ASSIGNMENT: Take every line from the entries below that includes the word "weekday" and copy it.

---------------

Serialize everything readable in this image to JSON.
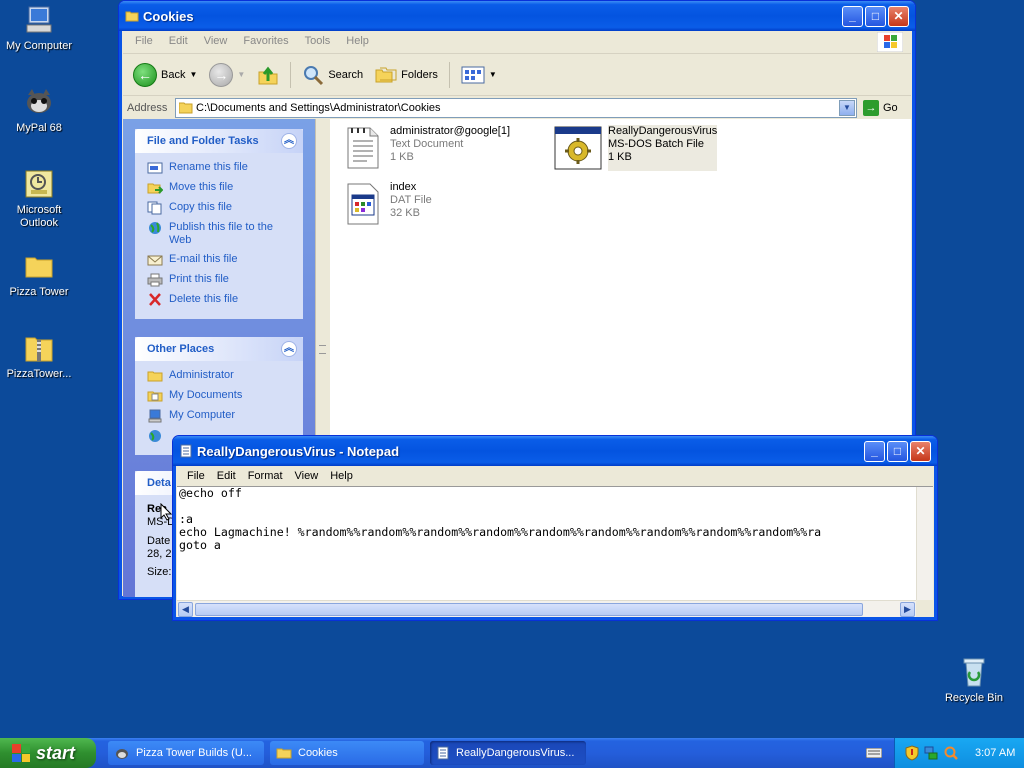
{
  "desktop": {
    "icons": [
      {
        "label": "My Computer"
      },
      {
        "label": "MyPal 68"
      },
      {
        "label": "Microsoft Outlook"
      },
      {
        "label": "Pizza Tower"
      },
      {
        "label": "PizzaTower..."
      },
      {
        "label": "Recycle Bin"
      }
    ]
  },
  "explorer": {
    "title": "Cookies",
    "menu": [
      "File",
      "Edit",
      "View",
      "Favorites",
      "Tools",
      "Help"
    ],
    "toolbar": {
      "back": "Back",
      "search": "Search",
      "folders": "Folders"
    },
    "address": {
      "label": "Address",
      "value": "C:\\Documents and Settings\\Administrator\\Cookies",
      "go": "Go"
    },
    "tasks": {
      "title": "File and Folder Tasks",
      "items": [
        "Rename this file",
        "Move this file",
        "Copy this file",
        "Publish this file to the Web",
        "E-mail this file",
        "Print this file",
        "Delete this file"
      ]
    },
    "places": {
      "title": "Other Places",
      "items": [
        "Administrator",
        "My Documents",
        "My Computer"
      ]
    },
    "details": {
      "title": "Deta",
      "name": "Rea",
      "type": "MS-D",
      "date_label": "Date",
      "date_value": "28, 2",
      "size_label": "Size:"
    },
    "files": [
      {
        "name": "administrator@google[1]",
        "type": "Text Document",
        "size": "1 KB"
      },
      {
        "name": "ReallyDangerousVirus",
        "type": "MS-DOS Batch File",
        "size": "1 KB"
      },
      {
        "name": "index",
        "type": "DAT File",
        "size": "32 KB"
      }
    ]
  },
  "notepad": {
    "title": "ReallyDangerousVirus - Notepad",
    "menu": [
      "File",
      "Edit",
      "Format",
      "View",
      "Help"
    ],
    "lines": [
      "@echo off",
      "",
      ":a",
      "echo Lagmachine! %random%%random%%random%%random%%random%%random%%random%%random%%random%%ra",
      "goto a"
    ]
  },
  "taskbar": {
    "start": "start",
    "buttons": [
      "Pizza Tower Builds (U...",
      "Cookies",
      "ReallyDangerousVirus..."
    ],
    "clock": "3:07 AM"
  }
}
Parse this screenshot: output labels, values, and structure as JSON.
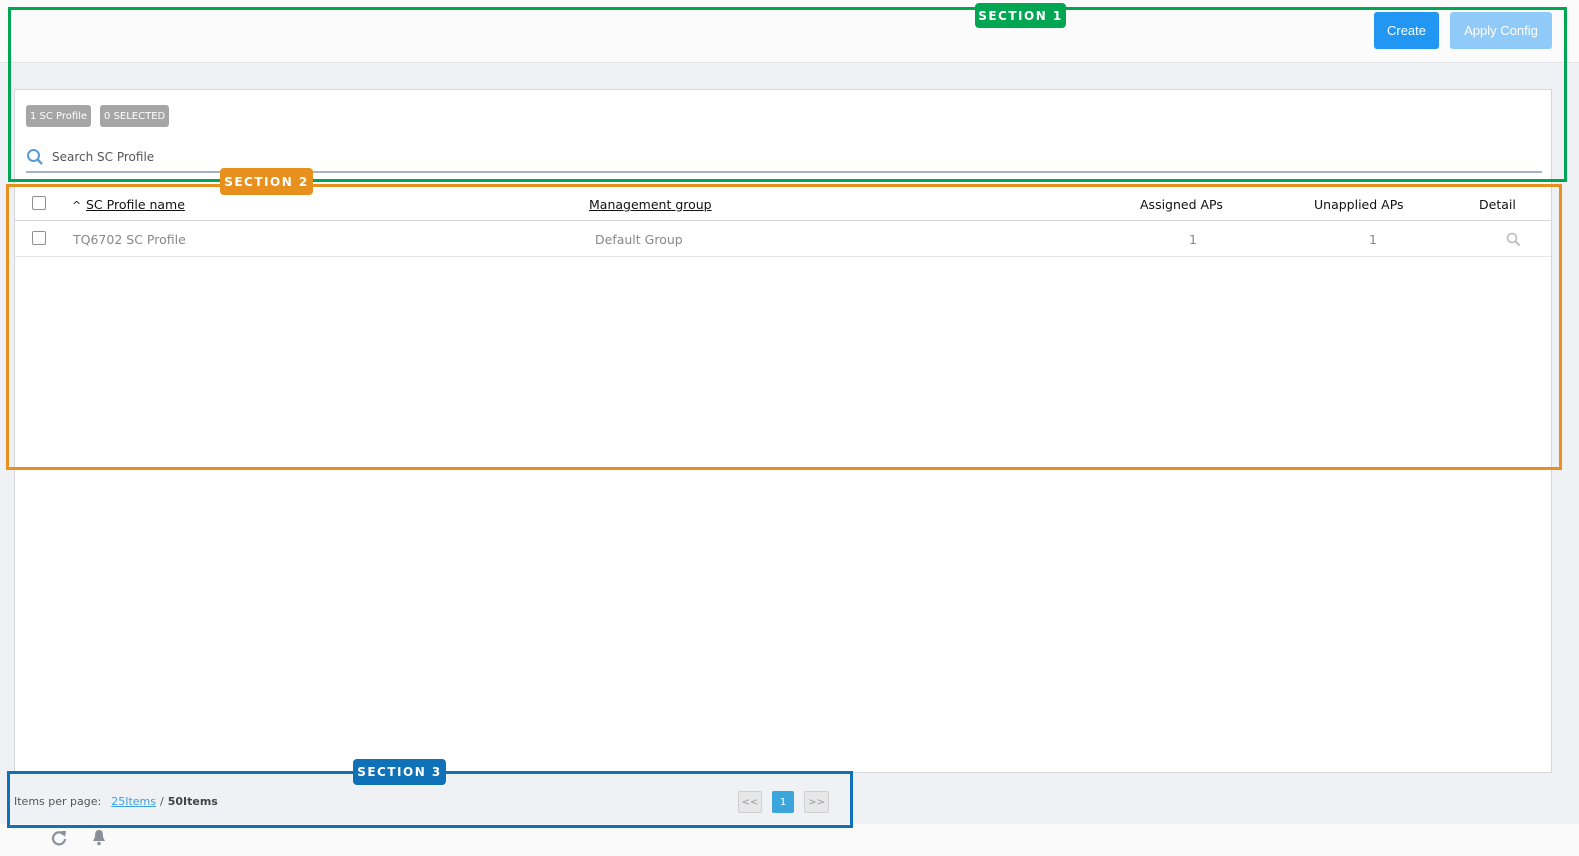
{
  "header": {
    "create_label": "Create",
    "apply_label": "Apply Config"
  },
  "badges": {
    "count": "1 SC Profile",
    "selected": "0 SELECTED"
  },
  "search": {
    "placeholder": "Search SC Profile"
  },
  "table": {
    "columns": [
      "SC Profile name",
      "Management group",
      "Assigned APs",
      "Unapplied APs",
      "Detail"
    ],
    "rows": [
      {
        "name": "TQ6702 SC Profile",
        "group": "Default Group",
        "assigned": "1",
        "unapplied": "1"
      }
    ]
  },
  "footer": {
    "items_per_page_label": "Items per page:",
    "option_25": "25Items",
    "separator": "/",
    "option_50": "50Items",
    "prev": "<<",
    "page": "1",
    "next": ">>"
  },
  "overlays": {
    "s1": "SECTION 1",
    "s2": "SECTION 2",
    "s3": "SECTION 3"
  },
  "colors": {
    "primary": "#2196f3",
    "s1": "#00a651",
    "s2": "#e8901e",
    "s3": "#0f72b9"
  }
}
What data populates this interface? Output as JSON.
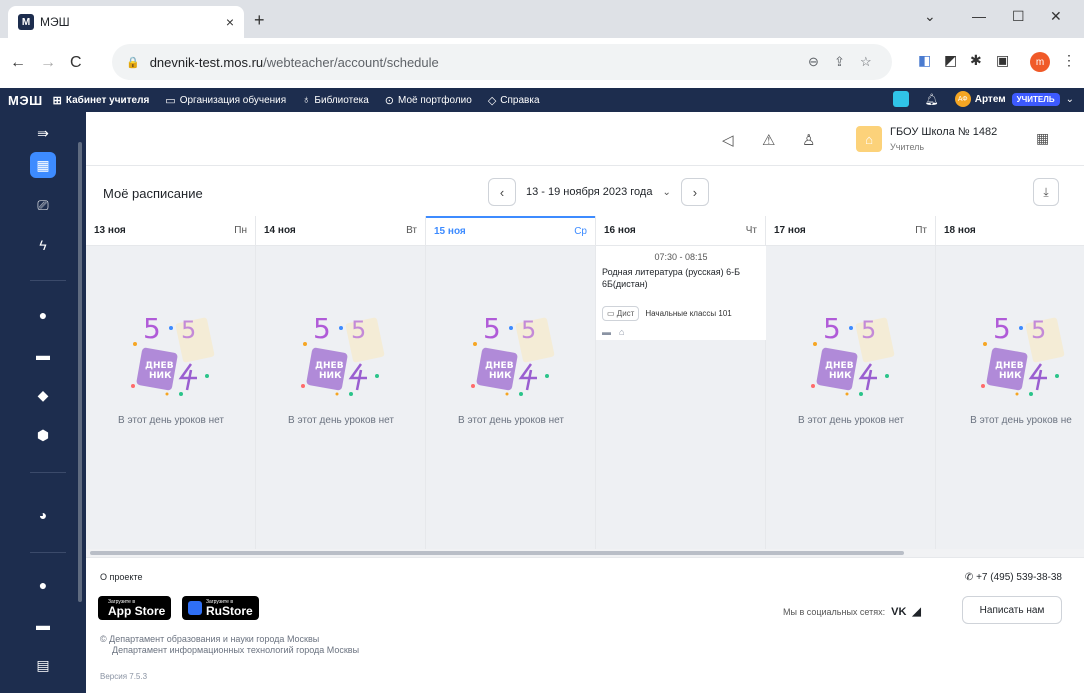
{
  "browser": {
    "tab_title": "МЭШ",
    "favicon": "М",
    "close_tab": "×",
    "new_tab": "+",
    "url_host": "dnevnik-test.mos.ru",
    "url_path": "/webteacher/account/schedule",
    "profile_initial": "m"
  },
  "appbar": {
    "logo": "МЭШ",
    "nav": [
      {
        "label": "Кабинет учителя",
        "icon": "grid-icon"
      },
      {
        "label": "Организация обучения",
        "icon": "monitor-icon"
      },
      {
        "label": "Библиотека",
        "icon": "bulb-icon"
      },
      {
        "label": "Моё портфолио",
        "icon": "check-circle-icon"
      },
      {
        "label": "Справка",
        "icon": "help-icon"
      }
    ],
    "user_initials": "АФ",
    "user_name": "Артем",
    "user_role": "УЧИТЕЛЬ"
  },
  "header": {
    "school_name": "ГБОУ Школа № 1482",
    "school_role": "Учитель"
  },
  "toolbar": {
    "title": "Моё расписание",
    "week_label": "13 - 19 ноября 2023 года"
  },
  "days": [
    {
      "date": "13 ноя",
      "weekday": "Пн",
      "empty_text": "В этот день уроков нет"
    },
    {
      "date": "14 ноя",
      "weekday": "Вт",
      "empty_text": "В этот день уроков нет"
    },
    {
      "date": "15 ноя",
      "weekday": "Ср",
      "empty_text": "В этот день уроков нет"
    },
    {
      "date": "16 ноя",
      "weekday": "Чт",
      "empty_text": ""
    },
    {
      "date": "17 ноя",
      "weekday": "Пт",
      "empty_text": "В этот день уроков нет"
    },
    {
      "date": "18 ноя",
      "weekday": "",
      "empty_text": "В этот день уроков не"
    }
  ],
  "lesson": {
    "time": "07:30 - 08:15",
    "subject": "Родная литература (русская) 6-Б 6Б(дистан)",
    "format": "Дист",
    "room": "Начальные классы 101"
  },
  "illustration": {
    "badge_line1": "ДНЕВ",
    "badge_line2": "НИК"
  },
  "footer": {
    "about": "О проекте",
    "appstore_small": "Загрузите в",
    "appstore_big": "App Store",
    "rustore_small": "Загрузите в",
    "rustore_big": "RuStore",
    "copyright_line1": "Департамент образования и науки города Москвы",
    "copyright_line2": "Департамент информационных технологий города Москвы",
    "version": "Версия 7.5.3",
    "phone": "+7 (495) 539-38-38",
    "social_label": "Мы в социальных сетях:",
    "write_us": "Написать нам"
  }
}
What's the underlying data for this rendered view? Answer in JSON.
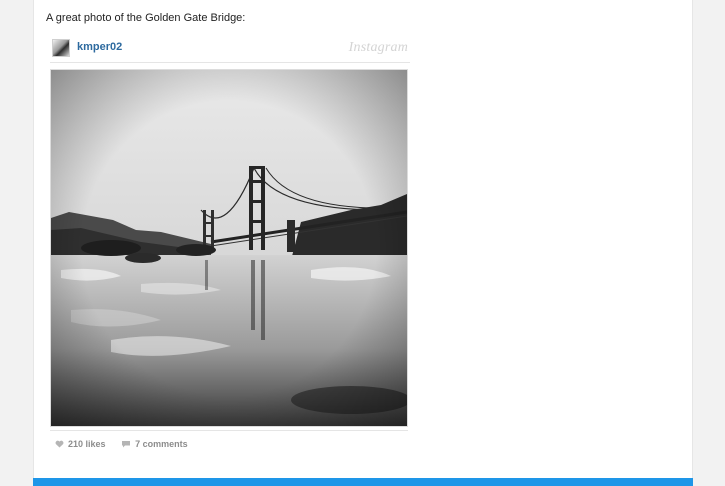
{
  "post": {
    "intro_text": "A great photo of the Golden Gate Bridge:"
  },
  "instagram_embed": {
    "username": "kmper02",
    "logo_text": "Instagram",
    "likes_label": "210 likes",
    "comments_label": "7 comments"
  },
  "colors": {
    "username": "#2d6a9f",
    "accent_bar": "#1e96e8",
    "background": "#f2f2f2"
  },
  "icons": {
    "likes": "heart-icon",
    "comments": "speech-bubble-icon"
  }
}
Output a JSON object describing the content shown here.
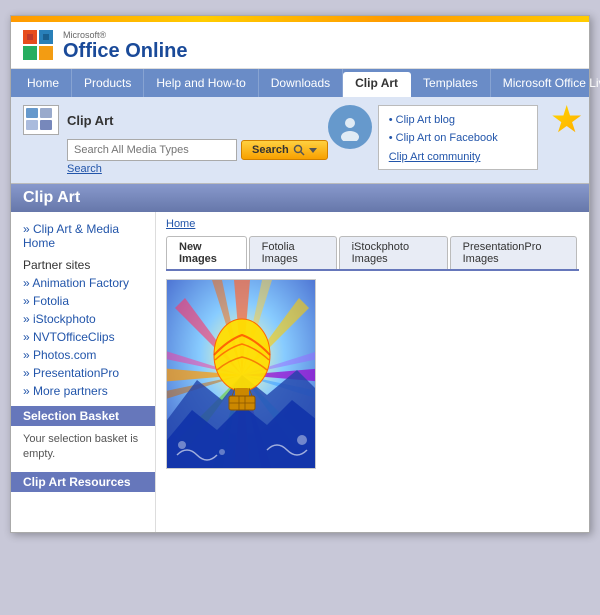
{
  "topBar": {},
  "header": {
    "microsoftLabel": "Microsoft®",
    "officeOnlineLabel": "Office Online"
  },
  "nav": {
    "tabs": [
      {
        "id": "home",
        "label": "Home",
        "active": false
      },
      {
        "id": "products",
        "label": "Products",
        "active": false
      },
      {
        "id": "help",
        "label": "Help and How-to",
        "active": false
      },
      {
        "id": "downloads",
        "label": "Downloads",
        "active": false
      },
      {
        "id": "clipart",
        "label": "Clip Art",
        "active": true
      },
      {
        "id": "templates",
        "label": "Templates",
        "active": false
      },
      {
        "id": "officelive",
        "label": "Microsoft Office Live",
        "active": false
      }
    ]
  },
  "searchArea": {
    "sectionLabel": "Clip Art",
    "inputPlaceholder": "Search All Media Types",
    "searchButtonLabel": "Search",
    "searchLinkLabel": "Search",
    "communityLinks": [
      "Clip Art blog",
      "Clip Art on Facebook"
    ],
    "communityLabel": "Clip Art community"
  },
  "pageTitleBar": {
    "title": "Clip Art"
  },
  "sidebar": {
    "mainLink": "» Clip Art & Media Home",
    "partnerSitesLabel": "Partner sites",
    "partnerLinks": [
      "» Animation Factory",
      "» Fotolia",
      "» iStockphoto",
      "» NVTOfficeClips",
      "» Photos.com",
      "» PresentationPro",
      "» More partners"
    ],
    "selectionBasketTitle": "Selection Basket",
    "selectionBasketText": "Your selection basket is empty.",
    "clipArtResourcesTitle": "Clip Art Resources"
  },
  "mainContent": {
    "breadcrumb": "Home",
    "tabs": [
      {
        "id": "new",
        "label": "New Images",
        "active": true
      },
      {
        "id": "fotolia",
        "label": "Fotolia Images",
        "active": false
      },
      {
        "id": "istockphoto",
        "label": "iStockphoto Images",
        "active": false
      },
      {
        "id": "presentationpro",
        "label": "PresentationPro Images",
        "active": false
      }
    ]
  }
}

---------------

RESPONSE TO THE TASK:
      "weekday": "Пн",
      "weekday": "Вт",
      "weekday": "Ср",
      "weekday": "Чт",
      "weekday": "Пт",
      "weekday": "",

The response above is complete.